Jonathan Niese Sparkles Against Detroit

Jonathan Niese threw 4.2 scoreless innings this afternoon against the Tigers, begging the question: Why not just off call the charade with Johan Santana?

It is clear Santana won’t be ready for the start of the season, and the only possible result in rushing him is risk injury.

Terry Collins has already said Niese would replace Santana as the Opening Day starter and Jeremy Hefner will take his place on the roster if the veteran lefty isn’t ready.

The Mets are waiting for Santana to throw batting practice and in the bullpen before he gets in a game, and then, under normal circumstances make six exhibition starts until he stretches it 30 innings. Santana’s current timetable is to make four starts.

The Mets can’t deal Santana because of his $31 million contract, and their best value for him is for him to pitch as well as possible.

That begins with being healthy.

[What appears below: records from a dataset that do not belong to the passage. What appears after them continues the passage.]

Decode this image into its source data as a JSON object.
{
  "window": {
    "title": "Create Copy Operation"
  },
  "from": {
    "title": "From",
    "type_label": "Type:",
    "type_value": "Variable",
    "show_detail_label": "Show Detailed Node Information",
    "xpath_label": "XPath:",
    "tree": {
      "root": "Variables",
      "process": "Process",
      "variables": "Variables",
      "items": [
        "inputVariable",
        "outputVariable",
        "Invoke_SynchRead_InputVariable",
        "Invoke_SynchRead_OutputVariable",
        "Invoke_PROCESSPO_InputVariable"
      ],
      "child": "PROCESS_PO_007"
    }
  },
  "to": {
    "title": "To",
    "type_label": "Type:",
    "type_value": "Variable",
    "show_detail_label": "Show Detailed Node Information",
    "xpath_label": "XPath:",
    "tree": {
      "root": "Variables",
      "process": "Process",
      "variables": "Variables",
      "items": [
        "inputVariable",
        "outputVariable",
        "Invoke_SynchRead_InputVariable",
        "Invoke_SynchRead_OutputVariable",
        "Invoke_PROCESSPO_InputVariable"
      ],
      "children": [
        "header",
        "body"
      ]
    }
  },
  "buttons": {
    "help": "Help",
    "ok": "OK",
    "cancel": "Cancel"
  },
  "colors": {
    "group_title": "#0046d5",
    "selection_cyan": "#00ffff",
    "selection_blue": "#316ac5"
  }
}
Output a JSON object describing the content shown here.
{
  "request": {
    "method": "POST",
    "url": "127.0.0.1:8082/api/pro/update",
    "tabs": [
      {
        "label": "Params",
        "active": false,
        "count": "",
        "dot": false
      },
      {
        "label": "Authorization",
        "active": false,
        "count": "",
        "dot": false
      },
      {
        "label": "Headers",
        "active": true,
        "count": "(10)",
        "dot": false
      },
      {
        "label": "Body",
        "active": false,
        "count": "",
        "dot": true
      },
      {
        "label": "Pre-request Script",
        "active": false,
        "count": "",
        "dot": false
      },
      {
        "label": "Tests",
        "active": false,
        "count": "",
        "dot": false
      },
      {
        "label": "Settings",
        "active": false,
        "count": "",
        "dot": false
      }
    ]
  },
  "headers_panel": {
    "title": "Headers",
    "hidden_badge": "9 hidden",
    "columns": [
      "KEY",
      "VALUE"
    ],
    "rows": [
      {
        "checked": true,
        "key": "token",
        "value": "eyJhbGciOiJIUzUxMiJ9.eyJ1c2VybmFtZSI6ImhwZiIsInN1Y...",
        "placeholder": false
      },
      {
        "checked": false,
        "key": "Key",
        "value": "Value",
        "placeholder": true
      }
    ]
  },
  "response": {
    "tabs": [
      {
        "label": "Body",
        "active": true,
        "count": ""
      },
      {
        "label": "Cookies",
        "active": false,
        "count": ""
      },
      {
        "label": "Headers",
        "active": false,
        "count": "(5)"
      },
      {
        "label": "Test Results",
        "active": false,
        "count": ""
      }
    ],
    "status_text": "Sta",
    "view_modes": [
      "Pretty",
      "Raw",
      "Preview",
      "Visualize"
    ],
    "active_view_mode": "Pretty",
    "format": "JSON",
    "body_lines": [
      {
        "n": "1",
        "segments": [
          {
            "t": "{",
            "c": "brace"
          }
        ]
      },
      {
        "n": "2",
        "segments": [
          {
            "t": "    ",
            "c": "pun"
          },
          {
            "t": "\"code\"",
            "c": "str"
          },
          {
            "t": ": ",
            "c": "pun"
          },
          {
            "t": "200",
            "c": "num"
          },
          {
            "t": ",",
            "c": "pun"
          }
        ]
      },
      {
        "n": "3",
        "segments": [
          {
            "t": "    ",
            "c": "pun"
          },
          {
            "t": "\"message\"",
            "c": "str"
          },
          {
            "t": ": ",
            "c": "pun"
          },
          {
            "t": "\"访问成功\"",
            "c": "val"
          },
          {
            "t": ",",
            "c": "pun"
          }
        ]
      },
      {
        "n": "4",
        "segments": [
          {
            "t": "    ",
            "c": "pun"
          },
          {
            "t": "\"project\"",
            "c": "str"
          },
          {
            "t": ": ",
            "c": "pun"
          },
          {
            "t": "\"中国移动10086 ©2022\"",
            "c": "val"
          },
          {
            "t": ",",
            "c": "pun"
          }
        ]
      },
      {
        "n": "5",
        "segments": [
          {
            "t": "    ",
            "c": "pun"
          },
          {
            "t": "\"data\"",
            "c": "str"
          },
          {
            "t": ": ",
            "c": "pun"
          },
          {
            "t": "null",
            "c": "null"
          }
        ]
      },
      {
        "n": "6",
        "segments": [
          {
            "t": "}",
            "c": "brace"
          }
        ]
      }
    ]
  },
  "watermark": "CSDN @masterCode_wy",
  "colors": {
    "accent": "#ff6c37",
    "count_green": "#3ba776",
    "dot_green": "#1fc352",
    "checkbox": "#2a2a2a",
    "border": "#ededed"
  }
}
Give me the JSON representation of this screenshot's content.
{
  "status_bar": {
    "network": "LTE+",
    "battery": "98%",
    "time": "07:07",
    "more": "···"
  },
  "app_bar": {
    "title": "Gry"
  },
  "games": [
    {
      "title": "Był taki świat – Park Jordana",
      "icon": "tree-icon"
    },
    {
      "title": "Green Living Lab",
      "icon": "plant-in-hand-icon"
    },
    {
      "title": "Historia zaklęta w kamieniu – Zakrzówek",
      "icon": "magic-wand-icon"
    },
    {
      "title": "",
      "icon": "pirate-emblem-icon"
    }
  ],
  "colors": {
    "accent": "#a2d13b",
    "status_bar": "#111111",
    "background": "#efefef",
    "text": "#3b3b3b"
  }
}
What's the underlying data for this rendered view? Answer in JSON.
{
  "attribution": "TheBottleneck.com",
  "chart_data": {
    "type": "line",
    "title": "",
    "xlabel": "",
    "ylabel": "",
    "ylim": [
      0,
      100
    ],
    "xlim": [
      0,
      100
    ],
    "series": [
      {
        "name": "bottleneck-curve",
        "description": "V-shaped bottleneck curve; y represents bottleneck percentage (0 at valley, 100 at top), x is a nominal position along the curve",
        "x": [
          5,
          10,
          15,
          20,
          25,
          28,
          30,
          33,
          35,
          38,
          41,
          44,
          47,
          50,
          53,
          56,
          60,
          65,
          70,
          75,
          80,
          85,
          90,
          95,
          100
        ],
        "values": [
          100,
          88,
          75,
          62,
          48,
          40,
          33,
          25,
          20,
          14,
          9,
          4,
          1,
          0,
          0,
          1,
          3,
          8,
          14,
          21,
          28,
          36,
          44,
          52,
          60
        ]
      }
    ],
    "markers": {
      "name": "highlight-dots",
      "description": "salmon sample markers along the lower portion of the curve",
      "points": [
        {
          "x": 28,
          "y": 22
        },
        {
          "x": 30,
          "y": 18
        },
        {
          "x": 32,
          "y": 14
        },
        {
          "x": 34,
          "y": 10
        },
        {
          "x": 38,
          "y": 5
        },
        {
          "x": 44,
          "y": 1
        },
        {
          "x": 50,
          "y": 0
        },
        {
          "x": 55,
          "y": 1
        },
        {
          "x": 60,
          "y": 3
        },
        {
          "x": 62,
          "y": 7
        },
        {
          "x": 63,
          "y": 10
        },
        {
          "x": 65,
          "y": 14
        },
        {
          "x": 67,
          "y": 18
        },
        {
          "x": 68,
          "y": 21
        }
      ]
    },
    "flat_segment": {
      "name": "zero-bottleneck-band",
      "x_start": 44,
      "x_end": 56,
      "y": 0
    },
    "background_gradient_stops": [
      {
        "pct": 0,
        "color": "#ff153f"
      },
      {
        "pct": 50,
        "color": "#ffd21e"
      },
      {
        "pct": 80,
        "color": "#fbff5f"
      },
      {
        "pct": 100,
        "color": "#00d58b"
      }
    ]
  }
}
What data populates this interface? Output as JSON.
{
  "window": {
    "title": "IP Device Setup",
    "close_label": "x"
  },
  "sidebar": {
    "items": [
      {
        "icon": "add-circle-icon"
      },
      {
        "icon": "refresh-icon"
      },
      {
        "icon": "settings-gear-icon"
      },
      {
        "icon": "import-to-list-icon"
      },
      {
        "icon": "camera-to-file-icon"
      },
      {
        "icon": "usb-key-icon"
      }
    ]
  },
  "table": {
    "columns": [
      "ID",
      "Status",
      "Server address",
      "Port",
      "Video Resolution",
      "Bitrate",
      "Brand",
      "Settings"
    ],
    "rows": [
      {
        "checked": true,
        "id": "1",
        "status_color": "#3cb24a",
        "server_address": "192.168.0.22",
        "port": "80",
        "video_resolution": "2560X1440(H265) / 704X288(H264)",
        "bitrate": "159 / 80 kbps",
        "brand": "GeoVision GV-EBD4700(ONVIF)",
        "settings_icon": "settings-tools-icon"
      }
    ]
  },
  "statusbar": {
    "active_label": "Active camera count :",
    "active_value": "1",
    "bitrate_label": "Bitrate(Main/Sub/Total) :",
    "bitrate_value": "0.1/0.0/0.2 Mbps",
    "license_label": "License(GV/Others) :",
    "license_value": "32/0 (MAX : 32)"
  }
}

METS NOTES: Frank Francisco said he’s feeling fine after yesterday’s bullpen session. He said the next step is another bullpen in a day or two, “maybe,” he said. … Jenrry Mejia gave up one hit in a scoreless inning today against Detroit.